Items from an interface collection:

+++

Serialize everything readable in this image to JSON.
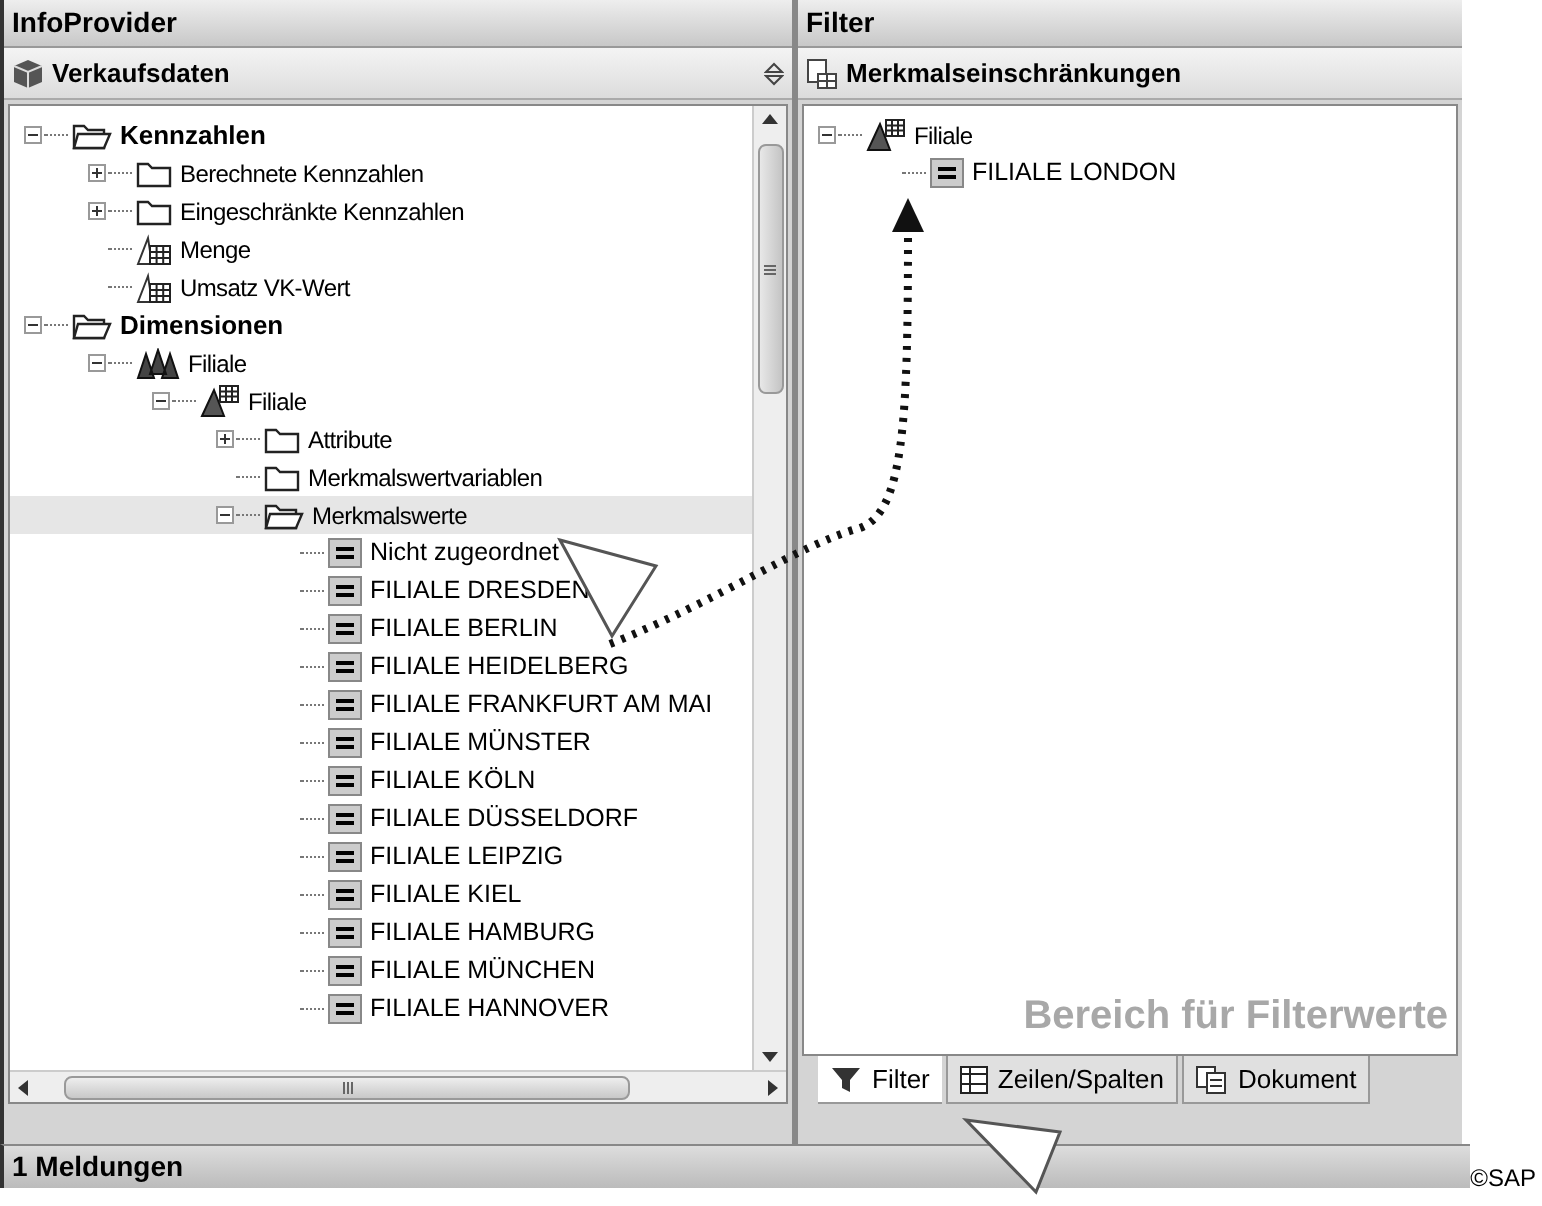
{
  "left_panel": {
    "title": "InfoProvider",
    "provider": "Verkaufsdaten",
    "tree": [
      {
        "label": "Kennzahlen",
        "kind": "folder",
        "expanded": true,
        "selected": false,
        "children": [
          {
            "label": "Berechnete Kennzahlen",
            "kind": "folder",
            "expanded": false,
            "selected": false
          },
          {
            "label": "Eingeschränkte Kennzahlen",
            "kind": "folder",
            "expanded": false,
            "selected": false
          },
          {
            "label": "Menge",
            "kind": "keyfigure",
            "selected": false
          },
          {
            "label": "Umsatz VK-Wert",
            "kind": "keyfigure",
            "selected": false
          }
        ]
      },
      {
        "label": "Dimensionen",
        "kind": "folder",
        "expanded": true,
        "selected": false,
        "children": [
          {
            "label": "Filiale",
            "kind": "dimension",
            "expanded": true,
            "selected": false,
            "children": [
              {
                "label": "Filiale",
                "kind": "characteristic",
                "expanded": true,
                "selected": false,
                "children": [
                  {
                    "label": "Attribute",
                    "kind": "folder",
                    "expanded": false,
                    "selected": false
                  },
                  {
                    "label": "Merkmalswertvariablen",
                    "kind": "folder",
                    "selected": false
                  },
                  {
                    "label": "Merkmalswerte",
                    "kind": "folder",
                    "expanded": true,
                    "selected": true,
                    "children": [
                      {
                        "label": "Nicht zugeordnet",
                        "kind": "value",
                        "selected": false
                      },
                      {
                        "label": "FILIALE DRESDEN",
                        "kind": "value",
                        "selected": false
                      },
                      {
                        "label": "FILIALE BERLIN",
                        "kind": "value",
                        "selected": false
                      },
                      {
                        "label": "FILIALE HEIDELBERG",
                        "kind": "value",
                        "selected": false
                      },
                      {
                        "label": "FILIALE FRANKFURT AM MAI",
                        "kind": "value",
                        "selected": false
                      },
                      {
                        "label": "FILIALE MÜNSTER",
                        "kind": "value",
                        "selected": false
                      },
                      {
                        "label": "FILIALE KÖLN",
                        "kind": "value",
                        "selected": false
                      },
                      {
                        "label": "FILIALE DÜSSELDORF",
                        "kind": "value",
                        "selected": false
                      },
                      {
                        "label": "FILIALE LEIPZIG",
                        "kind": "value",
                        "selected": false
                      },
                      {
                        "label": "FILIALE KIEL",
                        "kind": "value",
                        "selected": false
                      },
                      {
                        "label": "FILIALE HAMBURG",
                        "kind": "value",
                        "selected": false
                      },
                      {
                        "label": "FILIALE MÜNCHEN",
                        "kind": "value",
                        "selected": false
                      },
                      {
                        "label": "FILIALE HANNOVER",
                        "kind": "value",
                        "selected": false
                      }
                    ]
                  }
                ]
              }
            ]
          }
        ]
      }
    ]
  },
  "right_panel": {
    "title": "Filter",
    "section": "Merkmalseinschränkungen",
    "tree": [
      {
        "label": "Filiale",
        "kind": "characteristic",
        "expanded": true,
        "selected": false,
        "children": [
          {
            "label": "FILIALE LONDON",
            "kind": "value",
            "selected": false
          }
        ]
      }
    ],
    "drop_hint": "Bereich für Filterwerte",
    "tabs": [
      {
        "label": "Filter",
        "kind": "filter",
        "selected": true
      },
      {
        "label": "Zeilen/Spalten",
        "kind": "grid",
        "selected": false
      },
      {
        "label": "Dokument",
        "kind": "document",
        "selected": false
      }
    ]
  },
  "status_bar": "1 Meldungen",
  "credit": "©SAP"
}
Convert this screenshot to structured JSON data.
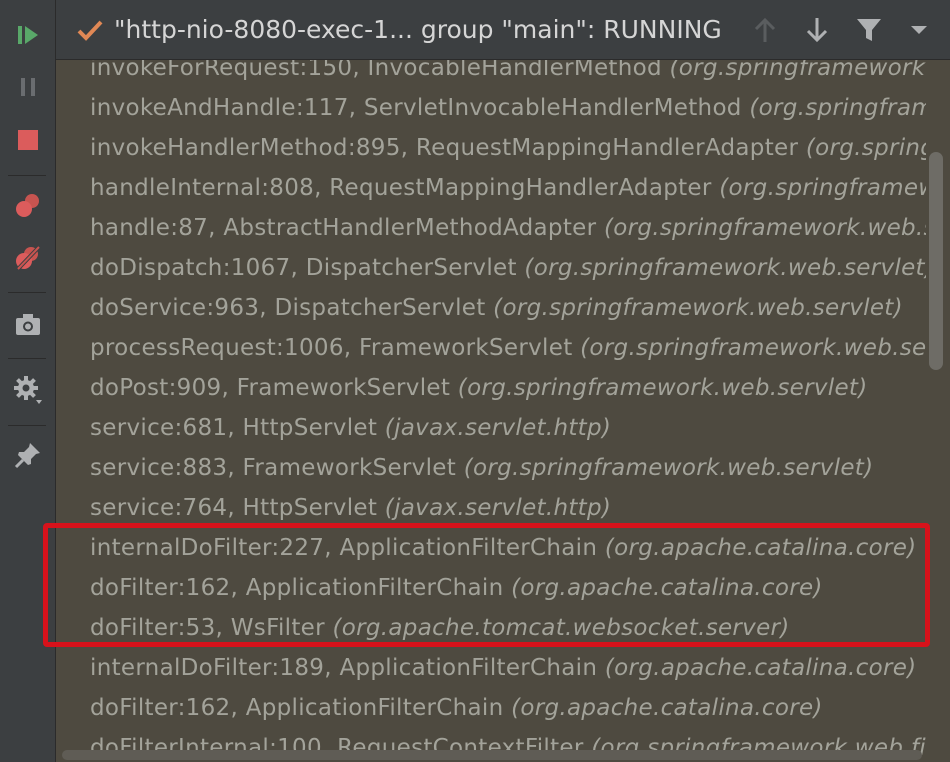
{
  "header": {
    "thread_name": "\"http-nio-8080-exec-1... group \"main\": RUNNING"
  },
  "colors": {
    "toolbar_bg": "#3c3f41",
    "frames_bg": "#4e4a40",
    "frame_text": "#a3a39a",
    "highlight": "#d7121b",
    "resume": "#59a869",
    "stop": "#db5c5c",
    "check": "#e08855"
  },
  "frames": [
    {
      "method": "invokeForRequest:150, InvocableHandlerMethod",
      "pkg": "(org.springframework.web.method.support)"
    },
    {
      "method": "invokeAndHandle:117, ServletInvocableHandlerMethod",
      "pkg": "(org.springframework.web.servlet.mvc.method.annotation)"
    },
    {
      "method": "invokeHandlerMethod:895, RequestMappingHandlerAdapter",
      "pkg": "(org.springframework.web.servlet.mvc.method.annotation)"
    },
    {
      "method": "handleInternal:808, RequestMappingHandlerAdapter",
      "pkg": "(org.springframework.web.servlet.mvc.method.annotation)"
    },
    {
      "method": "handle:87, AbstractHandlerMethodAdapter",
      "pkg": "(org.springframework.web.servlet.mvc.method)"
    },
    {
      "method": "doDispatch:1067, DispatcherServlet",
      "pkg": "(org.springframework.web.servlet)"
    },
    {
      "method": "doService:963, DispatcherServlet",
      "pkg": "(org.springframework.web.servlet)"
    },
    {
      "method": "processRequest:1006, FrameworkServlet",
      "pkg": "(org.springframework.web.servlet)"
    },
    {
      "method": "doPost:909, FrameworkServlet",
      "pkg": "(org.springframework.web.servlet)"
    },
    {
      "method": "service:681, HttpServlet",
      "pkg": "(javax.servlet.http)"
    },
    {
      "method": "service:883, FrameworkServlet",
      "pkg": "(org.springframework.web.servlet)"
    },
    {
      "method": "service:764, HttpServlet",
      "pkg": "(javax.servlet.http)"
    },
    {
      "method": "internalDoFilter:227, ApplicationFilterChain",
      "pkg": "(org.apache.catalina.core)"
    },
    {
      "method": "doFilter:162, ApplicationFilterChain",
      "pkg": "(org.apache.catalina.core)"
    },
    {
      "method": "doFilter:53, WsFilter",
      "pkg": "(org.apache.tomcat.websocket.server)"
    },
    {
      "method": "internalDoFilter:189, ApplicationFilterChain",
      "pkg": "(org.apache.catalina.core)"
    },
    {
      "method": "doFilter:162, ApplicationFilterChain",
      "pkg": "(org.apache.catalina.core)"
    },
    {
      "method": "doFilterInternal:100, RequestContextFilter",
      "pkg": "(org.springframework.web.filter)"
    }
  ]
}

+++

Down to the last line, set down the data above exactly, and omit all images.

Serialize everything readable in this image to JSON.
{
  "left_panel": {
    "title": "InfoProvider",
    "provider": "Verkaufsdaten",
    "tree": [
      {
        "label": "Kennzahlen",
        "kind": "folder",
        "expanded": true,
        "selected": false,
        "children": [
          {
            "label": "Berechnete Kennzahlen",
            "kind": "folder",
            "expanded": false,
            "selected": false
          },
          {
            "label": "Eingeschränkte Kennzahlen",
            "kind": "folder",
            "expanded": false,
            "selected": false
          },
          {
            "label": "Menge",
            "kind": "keyfigure",
            "selected": false
          },
          {
            "label": "Umsatz VK-Wert",
            "kind": "keyfigure",
            "selected": false
          }
        ]
      },
      {
        "label": "Dimensionen",
        "kind": "folder",
        "expanded": true,
        "selected": false,
        "children": [
          {
            "label": "Filiale",
            "kind": "dimension",
            "expanded": true,
            "selected": false,
            "children": [
              {
                "label": "Filiale",
                "kind": "characteristic",
                "expanded": true,
                "selected": false,
                "children": [
                  {
                    "label": "Attribute",
                    "kind": "folder",
                    "expanded": false,
                    "selected": false
                  },
                  {
                    "label": "Merkmalswertvariablen",
                    "kind": "folder",
                    "selected": false
                  },
                  {
                    "label": "Merkmalswerte",
                    "kind": "folder",
                    "expanded": true,
                    "selected": true,
                    "children": [
                      {
                        "label": "Nicht zugeordnet",
                        "kind": "value",
                        "selected": false
                      },
                      {
                        "label": "FILIALE DRESDEN",
                        "kind": "value",
                        "selected": false
                      },
                      {
                        "label": "FILIALE BERLIN",
                        "kind": "value",
                        "selected": false
                      },
                      {
                        "label": "FILIALE HEIDELBERG",
                        "kind": "value",
                        "selected": false
                      },
                      {
                        "label": "FILIALE FRANKFURT AM MAI",
                        "kind": "value",
                        "selected": false
                      },
                      {
                        "label": "FILIALE MÜNSTER",
                        "kind": "value",
                        "selected": false
                      },
                      {
                        "label": "FILIALE KÖLN",
                        "kind": "value",
                        "selected": false
                      },
                      {
                        "label": "FILIALE DÜSSELDORF",
                        "kind": "value",
                        "selected": false
                      },
                      {
                        "label": "FILIALE LEIPZIG",
                        "kind": "value",
                        "selected": false
                      },
                      {
                        "label": "FILIALE KIEL",
                        "kind": "value",
                        "selected": false
                      },
                      {
                        "label": "FILIALE HAMBURG",
                        "kind": "value",
                        "selected": false
                      },
                      {
                        "label": "FILIALE MÜNCHEN",
                        "kind": "value",
                        "selected": false
                      },
                      {
                        "label": "FILIALE HANNOVER",
                        "kind": "value",
                        "selected": false
                      }
                    ]
                  }
                ]
              }
            ]
          }
        ]
      }
    ]
  },
  "right_panel": {
    "title": "Filter",
    "section": "Merkmalseinschränkungen",
    "tree": [
      {
        "label": "Filiale",
        "kind": "characteristic",
        "expanded": true,
        "selected": false,
        "children": [
          {
            "label": "FILIALE LONDON",
            "kind": "value",
            "selected": false
          }
        ]
      }
    ],
    "drop_hint": "Bereich für Filterwerte",
    "tabs": [
      {
        "label": "Filter",
        "kind": "filter",
        "selected": true
      },
      {
        "label": "Zeilen/Spalten",
        "kind": "grid",
        "selected": false
      },
      {
        "label": "Dokument",
        "kind": "document",
        "selected": false
      }
    ]
  },
  "status_bar": "1 Meldungen",
  "credit": "©SAP"
}
Convert this screenshot to structured JSON data.
{
  "header": {
    "thread_name": "\"http-nio-8080-exec-1... group \"main\": RUNNING"
  },
  "colors": {
    "toolbar_bg": "#3c3f41",
    "frames_bg": "#4e4a40",
    "frame_text": "#a3a39a",
    "highlight": "#d7121b",
    "resume": "#59a869",
    "stop": "#db5c5c",
    "check": "#e08855"
  },
  "frames": [
    {
      "method": "invokeForRequest:150, InvocableHandlerMethod",
      "pkg": "(org.springframework.web.method.support)"
    },
    {
      "method": "invokeAndHandle:117, ServletInvocableHandlerMethod",
      "pkg": "(org.springframework.web.servlet.mvc.method.annotation)"
    },
    {
      "method": "invokeHandlerMethod:895, RequestMappingHandlerAdapter",
      "pkg": "(org.springframework.web.servlet.mvc.method.annotation)"
    },
    {
      "method": "handleInternal:808, RequestMappingHandlerAdapter",
      "pkg": "(org.springframework.web.servlet.mvc.method.annotation)"
    },
    {
      "method": "handle:87, AbstractHandlerMethodAdapter",
      "pkg": "(org.springframework.web.servlet.mvc.method)"
    },
    {
      "method": "doDispatch:1067, DispatcherServlet",
      "pkg": "(org.springframework.web.servlet)"
    },
    {
      "method": "doService:963, DispatcherServlet",
      "pkg": "(org.springframework.web.servlet)"
    },
    {
      "method": "processRequest:1006, FrameworkServlet",
      "pkg": "(org.springframework.web.servlet)"
    },
    {
      "method": "doPost:909, FrameworkServlet",
      "pkg": "(org.springframework.web.servlet)"
    },
    {
      "method": "service:681, HttpServlet",
      "pkg": "(javax.servlet.http)"
    },
    {
      "method": "service:883, FrameworkServlet",
      "pkg": "(org.springframework.web.servlet)"
    },
    {
      "method": "service:764, HttpServlet",
      "pkg": "(javax.servlet.http)"
    },
    {
      "method": "internalDoFilter:227, ApplicationFilterChain",
      "pkg": "(org.apache.catalina.core)"
    },
    {
      "method": "doFilter:162, ApplicationFilterChain",
      "pkg": "(org.apache.catalina.core)"
    },
    {
      "method": "doFilter:53, WsFilter",
      "pkg": "(org.apache.tomcat.websocket.server)"
    },
    {
      "method": "internalDoFilter:189, ApplicationFilterChain",
      "pkg": "(org.apache.catalina.core)"
    },
    {
      "method": "doFilter:162, ApplicationFilterChain",
      "pkg": "(org.apache.catalina.core)"
    },
    {
      "method": "doFilterInternal:100, RequestContextFilter",
      "pkg": "(org.springframework.web.filter)"
    }
  ]
}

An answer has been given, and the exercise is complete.